Alexis Vuillermoz is the kind of cyclist I’m happy to see finishing sixth in La Fleche Wallonne. This is because I don’t have to write about the guy who comes sixth and therefore don’t have to try and wrap my brain around the typically vague, meandering French vowel sound that results from ‘uiller’ in the middle of a name.

Almost as if the world were goading me, Dan Martin finished second to old Vuillero (as I call him). Names don’t come much more straightforward than that. The only thing you really need to remember is the sequence. ‘Martin Dan? No, that’s not right – must be Dan Martin.’

Behind these two puncheurs was a larger group containing three of the big four. The missing man was Vincenzo Nibali. Just a few minutes after the race finished, this 10-second gap feels significant, but it’ll probably transpire that he had a puncture or broken gears or summat.

Points competition

Peter Sagan finished fourth today, enough for him to tear the green jersey off Andre Greipel’s teutonic shoulders. Cycling journo Daniel Friebe gave us a nice Sagan-related snippet on Twitter today. Apparently his old under-23 team-mate Matej Vysna told Pédale magazine: “Peter has never had a clue about tactics. He doesn’t like it.”

It’s hard to avoid warming to a professional with such an attitude. An absolutely vital aspect for any competitor and he doesn’t engage with it in the slightest on the grounds that he ‘doesn’t like it’.

And he’s in the green jersey.

Stage nine

This could be a bit mental. It’s a bumpy team time trial with an uphill finish. Team time trials are odd at the best of times, but when plenty of teams have already lost a number of riders, it’s likely to be weirder still.
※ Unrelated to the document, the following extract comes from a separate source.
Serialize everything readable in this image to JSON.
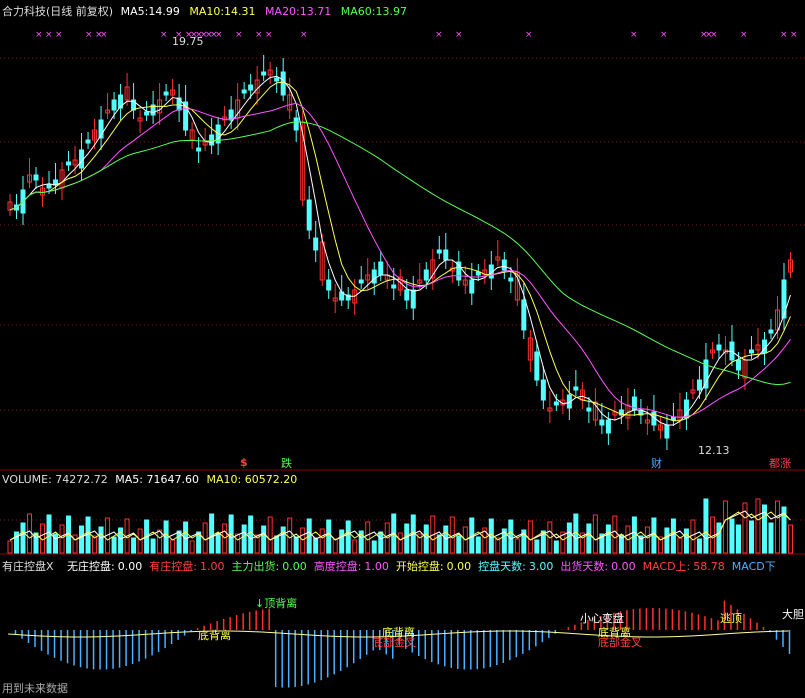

The one rule you need to know is that the clock stops only when each team’s fifth rider crosses the line.